Rated: PG-13
Photo courtesy Warner Bros. Pictures


Ghost Town

Synopsis: He sees dead people. Ricky Gervais stars as misanthropic dentist Bertram Pincus, who dies for seven minutes, then gets revived to a new reality that includes really annoying ghosts. Frank (Greg Kinnear) promises to make the ghosts go away if Pincus stops his widow from marrying a very bad man. Téa Leoni co-stars in the comedy directed and co-written by Indiana Jones and the Kingdom of the Crystal Skull scribe David Koepp.
Rated: PG-13
Mini review: Gervais slays with his portrayal of a socially inept dentist on a collision course with altruism. The Brit actor's ability to squeeze laughs out of awkward moments is truly freakish, and Ghost Town makes the most of the talents he honed in The Office and Extras. The evenly paced movie is alternately hilarious and heartwarming, and there's even better news: It benefits from a tight script and a stellar turn by Kristen Wiig as a ditzy doctor. -- Lewis Wallace

Photo courtesy DreamWorks



Synopsis: Igor, a hunchbacked lab assistant (voiced by John Cusack), invents a talking brain and wisecracking, reincarnated bunny. After his mad-scientist master croaks, Igor competes in the Evil Science Fair, where his wicked creations go wild. John Cleese, Steve Buscemi, Jay Leno and Molly Shannon co-star. Tony Leondis (Lilo & Stitch 2) directs the script by Chris McKenna (TV's American Dad).
Rated: PG
Photo courtesy MGM


The Duchess (limited)

Synopsis: Keira Knightley stars as Georgiana the Duchess of Devonshire, the witty 18th-century fashionista who married into wealth and power only to becomes a trophy wife for her cold-fish husband (Ralph Fiennes). In this fact-based period piece, the Duke's mistress lives in the same castle, leading to heartbreak and scandal.

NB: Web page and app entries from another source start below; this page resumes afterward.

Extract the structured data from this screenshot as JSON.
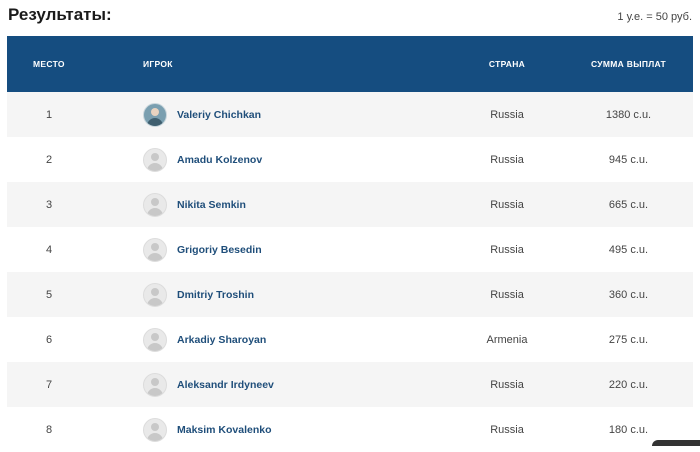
{
  "page": {
    "title": "Результаты:",
    "rate_note": "1 у.е. = 50 руб."
  },
  "table": {
    "headers": {
      "place": "МЕСТО",
      "player": "ИГРОК",
      "country": "СТРАНА",
      "sum": "СУММА ВЫПЛАТ"
    },
    "rows": [
      {
        "place": "1",
        "player": "Valeriy Chichkan",
        "country": "Russia",
        "sum": "1380 c.u.",
        "avatar": "photo-avatar"
      },
      {
        "place": "2",
        "player": "Amadu Kolzenov",
        "country": "Russia",
        "sum": "945 c.u.",
        "avatar": "placeholder-avatar"
      },
      {
        "place": "3",
        "player": "Nikita Semkin",
        "country": "Russia",
        "sum": "665 c.u.",
        "avatar": "placeholder-avatar"
      },
      {
        "place": "4",
        "player": "Grigoriy Besedin",
        "country": "Russia",
        "sum": "495 c.u.",
        "avatar": "placeholder-avatar"
      },
      {
        "place": "5",
        "player": "Dmitriy Troshin",
        "country": "Russia",
        "sum": "360 c.u.",
        "avatar": "placeholder-avatar"
      },
      {
        "place": "6",
        "player": "Arkadiy Sharoyan",
        "country": "Armenia",
        "sum": "275 c.u.",
        "avatar": "placeholder-avatar"
      },
      {
        "place": "7",
        "player": "Aleksandr Irdyneev",
        "country": "Russia",
        "sum": "220 c.u.",
        "avatar": "placeholder-avatar"
      },
      {
        "place": "8",
        "player": "Maksim Kovalenko",
        "country": "Russia",
        "sum": "180 c.u.",
        "avatar": "placeholder-avatar"
      }
    ]
  },
  "colors": {
    "header_bg": "#154d80",
    "link": "#1f4e7a",
    "row_alt": "#f5f5f5"
  }
}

Rated: PG-13
Photo courtesy Paramount Vantage


Burn After Reading

Synopsis: The Coen brothers' screwball spy spoof follows Washington, D.C., bumblers as they cross paths in antic pursuit of infidelity, liposuction and a disc filled with worthless information. Ensemble cast includes George Clooney, John Malkovich, Frances McDormand, Brad Pitt and Tilda Swinton.
Rated: R
Review: Dim Bulbs Light Up Burn After Reading
Mercilessly funny farce gets big laughs from serious dramatic actors playing full throttle, finely observed dunderheads.

Photo courtesy Focus Features


Righteous Kill

Synopsis: In this Clash of the Method Acting Titans, Robert DeNiro and Al Pacino play gritty New York City detectives assigned to a murder that looks suspiciously like the handiwork of a killer they put away years earlier. Script by Russell Gewirtz (Inside Man) is directed by veteran filmmaker Jon Avnet (Fried Green Tomatoes). Curtis Jackson (aka 50 Cent), Carla Gugino and Brian Dennehy co-star.
Rated: R
Photo courtesy Overture Films

Previously Reviewed

Zack and Miri Make a Porno

Burn After Reading

The Dark Knight

Death Race


Hellboy II: The Golden Army

Journey to the Center of the Earth


Pineapple Express

Star Wars: The Clone Wars



The X-Files: I Want to Believe

Read Underwire's movie ratings guide.


(Via Wired)